Work to complete: The answer must consist of every line from the entries that holds the word "certificates".

Data to use:
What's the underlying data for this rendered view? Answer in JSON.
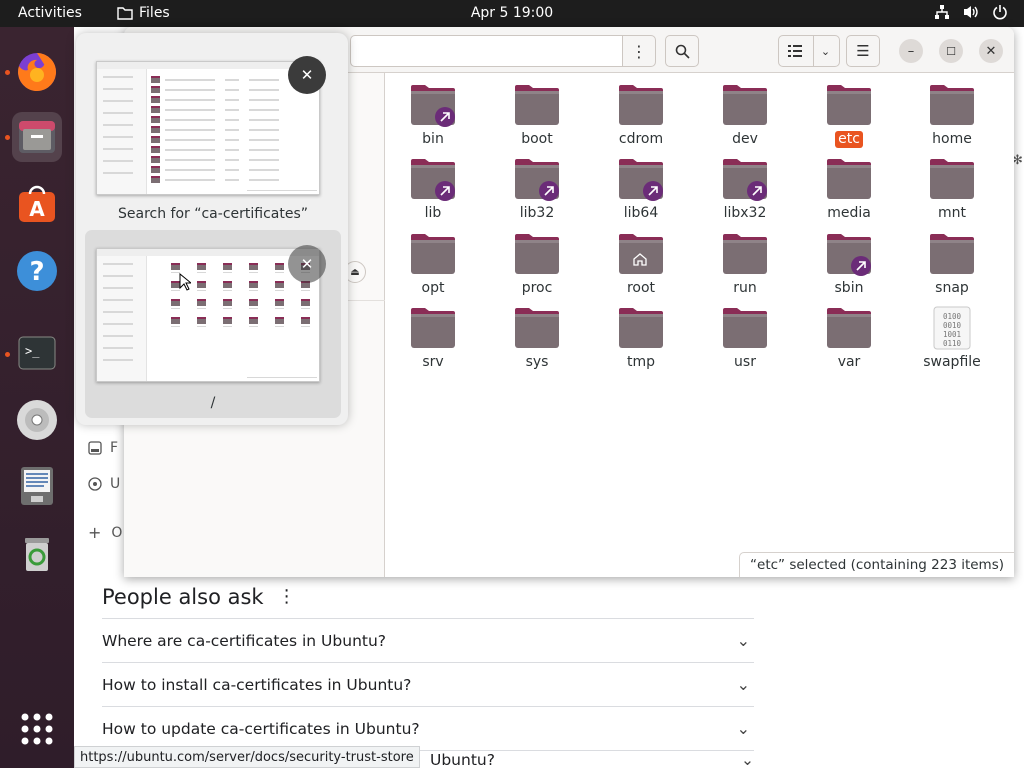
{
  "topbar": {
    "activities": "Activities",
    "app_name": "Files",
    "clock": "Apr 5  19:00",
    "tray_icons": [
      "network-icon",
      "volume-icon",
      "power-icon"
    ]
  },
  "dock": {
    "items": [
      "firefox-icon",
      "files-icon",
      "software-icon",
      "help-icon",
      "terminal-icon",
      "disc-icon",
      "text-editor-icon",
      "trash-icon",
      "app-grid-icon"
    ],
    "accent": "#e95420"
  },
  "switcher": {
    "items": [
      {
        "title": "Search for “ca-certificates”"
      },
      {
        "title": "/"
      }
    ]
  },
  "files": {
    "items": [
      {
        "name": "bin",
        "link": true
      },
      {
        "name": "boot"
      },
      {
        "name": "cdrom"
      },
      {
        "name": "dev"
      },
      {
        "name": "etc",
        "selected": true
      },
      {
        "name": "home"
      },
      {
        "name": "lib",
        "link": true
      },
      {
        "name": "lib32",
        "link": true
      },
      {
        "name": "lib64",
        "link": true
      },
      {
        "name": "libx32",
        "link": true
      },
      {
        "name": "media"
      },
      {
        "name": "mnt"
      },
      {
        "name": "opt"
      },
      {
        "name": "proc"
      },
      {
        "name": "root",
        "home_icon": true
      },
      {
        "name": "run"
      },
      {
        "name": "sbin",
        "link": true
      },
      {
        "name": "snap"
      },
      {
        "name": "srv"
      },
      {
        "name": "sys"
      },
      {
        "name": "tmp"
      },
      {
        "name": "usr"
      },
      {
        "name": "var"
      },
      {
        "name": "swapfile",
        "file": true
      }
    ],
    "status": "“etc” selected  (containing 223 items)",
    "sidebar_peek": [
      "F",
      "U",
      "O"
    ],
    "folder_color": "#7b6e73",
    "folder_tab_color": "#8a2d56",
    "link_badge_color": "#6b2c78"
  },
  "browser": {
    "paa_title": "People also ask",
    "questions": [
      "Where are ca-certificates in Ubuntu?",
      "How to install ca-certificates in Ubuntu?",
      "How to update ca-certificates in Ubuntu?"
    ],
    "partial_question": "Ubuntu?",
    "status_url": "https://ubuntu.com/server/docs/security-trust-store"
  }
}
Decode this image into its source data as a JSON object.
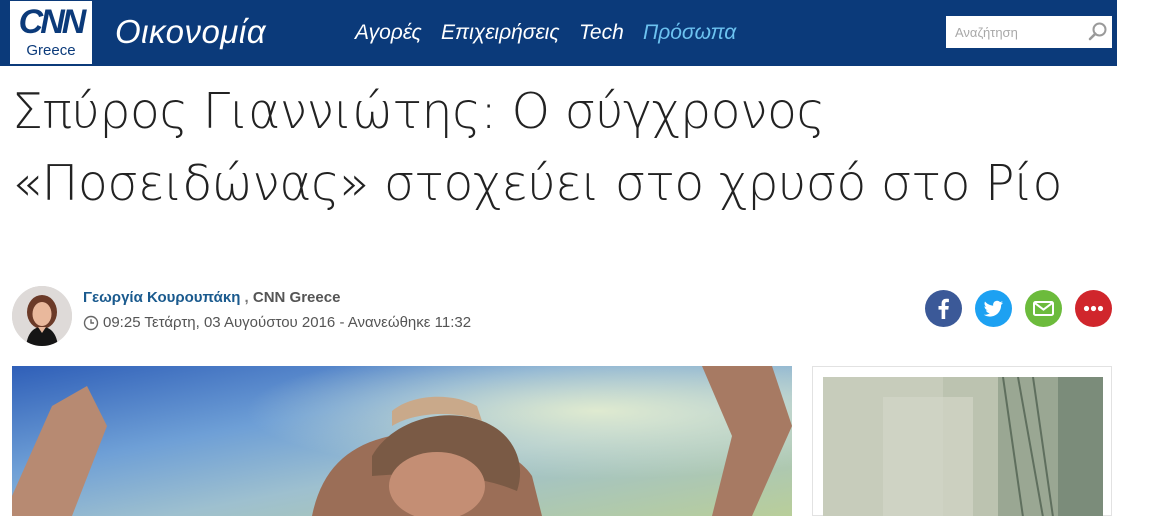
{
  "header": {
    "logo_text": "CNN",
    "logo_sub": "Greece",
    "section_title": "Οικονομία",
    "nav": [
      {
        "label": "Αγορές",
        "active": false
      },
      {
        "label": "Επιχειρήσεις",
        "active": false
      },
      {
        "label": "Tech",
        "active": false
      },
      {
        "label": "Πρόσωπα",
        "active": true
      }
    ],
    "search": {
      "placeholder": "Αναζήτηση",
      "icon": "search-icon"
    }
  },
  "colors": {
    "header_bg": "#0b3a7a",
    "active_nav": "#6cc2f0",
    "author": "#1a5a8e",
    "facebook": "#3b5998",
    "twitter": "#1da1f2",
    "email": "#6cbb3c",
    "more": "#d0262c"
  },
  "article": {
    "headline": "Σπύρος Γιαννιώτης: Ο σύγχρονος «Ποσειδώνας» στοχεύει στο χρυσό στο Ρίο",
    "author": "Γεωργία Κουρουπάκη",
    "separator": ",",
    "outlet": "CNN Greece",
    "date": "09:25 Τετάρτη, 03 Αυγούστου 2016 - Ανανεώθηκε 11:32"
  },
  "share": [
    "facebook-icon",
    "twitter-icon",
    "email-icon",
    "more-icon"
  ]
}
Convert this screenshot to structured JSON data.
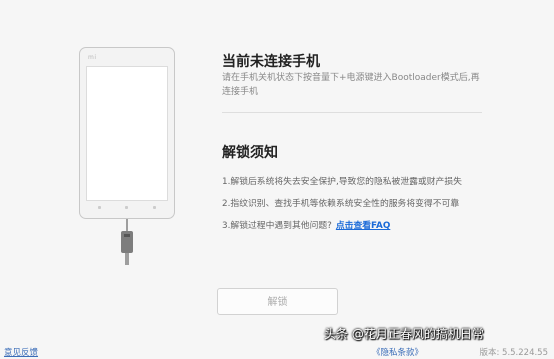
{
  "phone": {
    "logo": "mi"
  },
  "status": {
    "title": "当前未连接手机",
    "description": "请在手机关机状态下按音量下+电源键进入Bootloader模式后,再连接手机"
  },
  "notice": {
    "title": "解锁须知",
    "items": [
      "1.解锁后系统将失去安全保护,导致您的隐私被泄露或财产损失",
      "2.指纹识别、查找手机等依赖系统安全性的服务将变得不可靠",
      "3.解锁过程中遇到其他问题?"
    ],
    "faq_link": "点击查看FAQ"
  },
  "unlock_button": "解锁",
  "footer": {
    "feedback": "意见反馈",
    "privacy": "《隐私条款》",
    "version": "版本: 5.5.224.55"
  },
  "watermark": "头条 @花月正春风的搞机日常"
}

The completed task:
        "title": "Search for “ca-certificates”"
      "Where are ca-certificates in Ubuntu?",
      "How to install ca-certificates in Ubuntu?",
      "How to update ca-certificates in Ubuntu?"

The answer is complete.